PROBLEM STATEMENT
From the first line to the last, retype the listing without any alteration.

[PROVIDED DATA]

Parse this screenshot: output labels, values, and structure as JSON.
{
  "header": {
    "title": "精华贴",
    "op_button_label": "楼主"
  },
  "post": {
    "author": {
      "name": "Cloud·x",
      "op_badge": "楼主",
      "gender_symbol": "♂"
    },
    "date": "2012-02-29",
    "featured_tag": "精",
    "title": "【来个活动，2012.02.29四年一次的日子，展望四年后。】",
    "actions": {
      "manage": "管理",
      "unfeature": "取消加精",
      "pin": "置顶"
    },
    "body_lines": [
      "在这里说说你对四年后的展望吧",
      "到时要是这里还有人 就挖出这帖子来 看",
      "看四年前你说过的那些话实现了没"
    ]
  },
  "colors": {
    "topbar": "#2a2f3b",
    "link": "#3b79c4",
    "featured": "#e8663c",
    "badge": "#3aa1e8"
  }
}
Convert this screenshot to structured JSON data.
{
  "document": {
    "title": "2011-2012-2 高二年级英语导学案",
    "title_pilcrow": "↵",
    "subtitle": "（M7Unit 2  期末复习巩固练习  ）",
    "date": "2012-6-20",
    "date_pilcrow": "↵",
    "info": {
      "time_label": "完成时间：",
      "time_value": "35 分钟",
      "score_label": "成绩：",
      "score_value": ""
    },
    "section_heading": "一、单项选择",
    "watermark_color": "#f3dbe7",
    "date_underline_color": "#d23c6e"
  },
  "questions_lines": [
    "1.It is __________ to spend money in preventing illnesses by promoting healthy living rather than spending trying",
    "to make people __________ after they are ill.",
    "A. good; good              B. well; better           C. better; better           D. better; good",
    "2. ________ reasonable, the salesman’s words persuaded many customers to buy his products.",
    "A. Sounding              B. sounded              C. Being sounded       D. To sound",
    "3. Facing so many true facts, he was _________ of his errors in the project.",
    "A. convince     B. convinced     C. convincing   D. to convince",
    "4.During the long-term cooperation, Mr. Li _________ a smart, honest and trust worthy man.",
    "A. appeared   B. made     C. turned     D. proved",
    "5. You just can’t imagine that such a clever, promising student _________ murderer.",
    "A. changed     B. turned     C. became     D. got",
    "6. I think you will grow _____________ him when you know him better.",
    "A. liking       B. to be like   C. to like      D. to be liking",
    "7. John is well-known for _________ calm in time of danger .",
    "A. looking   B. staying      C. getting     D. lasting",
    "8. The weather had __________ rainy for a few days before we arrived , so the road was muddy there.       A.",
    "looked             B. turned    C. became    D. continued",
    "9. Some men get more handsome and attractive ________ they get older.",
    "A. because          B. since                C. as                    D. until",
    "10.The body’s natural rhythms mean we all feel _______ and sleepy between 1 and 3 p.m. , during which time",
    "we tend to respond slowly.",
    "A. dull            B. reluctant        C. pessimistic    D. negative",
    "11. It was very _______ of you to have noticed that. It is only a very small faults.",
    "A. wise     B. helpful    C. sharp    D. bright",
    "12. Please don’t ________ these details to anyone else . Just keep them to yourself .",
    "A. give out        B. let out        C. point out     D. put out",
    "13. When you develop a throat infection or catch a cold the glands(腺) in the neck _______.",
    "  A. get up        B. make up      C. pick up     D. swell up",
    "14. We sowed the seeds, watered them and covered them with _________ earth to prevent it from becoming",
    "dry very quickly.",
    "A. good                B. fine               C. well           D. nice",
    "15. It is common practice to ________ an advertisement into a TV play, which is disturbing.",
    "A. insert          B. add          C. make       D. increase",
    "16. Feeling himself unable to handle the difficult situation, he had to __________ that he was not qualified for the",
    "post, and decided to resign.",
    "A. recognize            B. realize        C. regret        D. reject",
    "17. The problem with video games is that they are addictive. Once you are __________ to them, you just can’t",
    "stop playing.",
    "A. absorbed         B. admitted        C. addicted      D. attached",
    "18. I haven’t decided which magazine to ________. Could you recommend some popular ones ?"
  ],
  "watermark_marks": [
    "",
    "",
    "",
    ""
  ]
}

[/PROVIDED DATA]

ANSWER
Parse this screenshot: output labels, values, and structure as JSON.
{
  "header": {
    "title": "精华贴",
    "op_button_label": "楼主"
  },
  "post": {
    "author": {
      "name": "Cloud·x",
      "op_badge": "楼主",
      "gender_symbol": "♂"
    },
    "date": "2012-02-29",
    "featured_tag": "精",
    "title": "【来个活动，2012.02.29四年一次的日子，展望四年后。】",
    "actions": {
      "manage": "管理",
      "unfeature": "取消加精",
      "pin": "置顶"
    },
    "body_lines": [
      "在这里说说你对四年后的展望吧",
      "到时要是这里还有人 就挖出这帖子来 看",
      "看四年前你说过的那些话实现了没"
    ]
  },
  "colors": {
    "topbar": "#2a2f3b",
    "link": "#3b79c4",
    "featured": "#e8663c",
    "badge": "#3aa1e8"
  }
}
Convert this screenshot to structured JSON data.
{
  "document": {
    "title": "2011-2012-2 高二年级英语导学案",
    "title_pilcrow": "↵",
    "subtitle": "（M7Unit 2  期末复习巩固练习  ）",
    "date": "2012-6-20",
    "date_pilcrow": "↵",
    "info": {
      "time_label": "完成时间：",
      "time_value": "35 分钟",
      "score_label": "成绩：",
      "score_value": ""
    },
    "section_heading": "一、单项选择",
    "watermark_color": "#f3dbe7",
    "date_underline_color": "#d23c6e"
  },
  "questions_lines": [
    "1.It is __________ to spend money in preventing illnesses by promoting healthy living rather than spending trying",
    "to make people __________ after they are ill.",
    "A. good; good              B. well; better           C. better; better           D. better; good",
    "2. ________ reasonable, the salesman’s words persuaded many customers to buy his products.",
    "A. Sounding              B. sounded              C. Being sounded       D. To sound",
    "3. Facing so many true facts, he was _________ of his errors in the project.",
    "A. convince     B. convinced     C. convincing   D. to convince",
    "4.During the long-term cooperation, Mr. Li _________ a smart, honest and trust worthy man.",
    "A. appeared   B. made     C. turned     D. proved",
    "5. You just can’t imagine that such a clever, promising student _________ murderer.",
    "A. changed     B. turned     C. became     D. got",
    "6. I think you will grow _____________ him when you know him better.",
    "A. liking       B. to be like   C. to like      D. to be liking",
    "7. John is well-known for _________ calm in time of danger .",
    "A. looking   B. staying      C. getting     D. lasting",
    "8. The weather had __________ rainy for a few days before we arrived , so the road was muddy there.       A.",
    "looked             B. turned    C. became    D. continued",
    "9. Some men get more handsome and attractive ________ they get older.",
    "A. because          B. since                C. as                    D. until",
    "10.The body’s natural rhythms mean we all feel _______ and sleepy between 1 and 3 p.m. , during which time",
    "we tend to respond slowly.",
    "A. dull            B. reluctant        C. pessimistic    D. negative",
    "11. It was very _______ of you to have noticed that. It is only a very small faults.",
    "A. wise     B. helpful    C. sharp    D. bright",
    "12. Please don’t ________ these details to anyone else . Just keep them to yourself .",
    "A. give out        B. let out        C. point out     D. put out",
    "13. When you develop a throat infection or catch a cold the glands(腺) in the neck _______.",
    "  A. get up        B. make up      C. pick up     D. swell up",
    "14. We sowed the seeds, watered them and covered them with _________ earth to prevent it from becoming",
    "dry very quickly.",
    "A. good                B. fine               C. well           D. nice",
    "15. It is common practice to ________ an advertisement into a TV play, which is disturbing.",
    "A. insert          B. add          C. make       D. increase",
    "16. Feeling himself unable to handle the difficult situation, he had to __________ that he was not qualified for the",
    "post, and decided to resign.",
    "A. recognize            B. realize        C. regret        D. reject",
    "17. The problem with video games is that they are addictive. Once you are __________ to them, you just can’t",
    "stop playing.",
    "A. absorbed         B. admitted        C. addicted      D. attached",
    "18. I haven’t decided which magazine to ________. Could you recommend some popular ones ?"
  ],
  "watermark_marks": [
    "",
    "",
    "",
    ""
  ]
}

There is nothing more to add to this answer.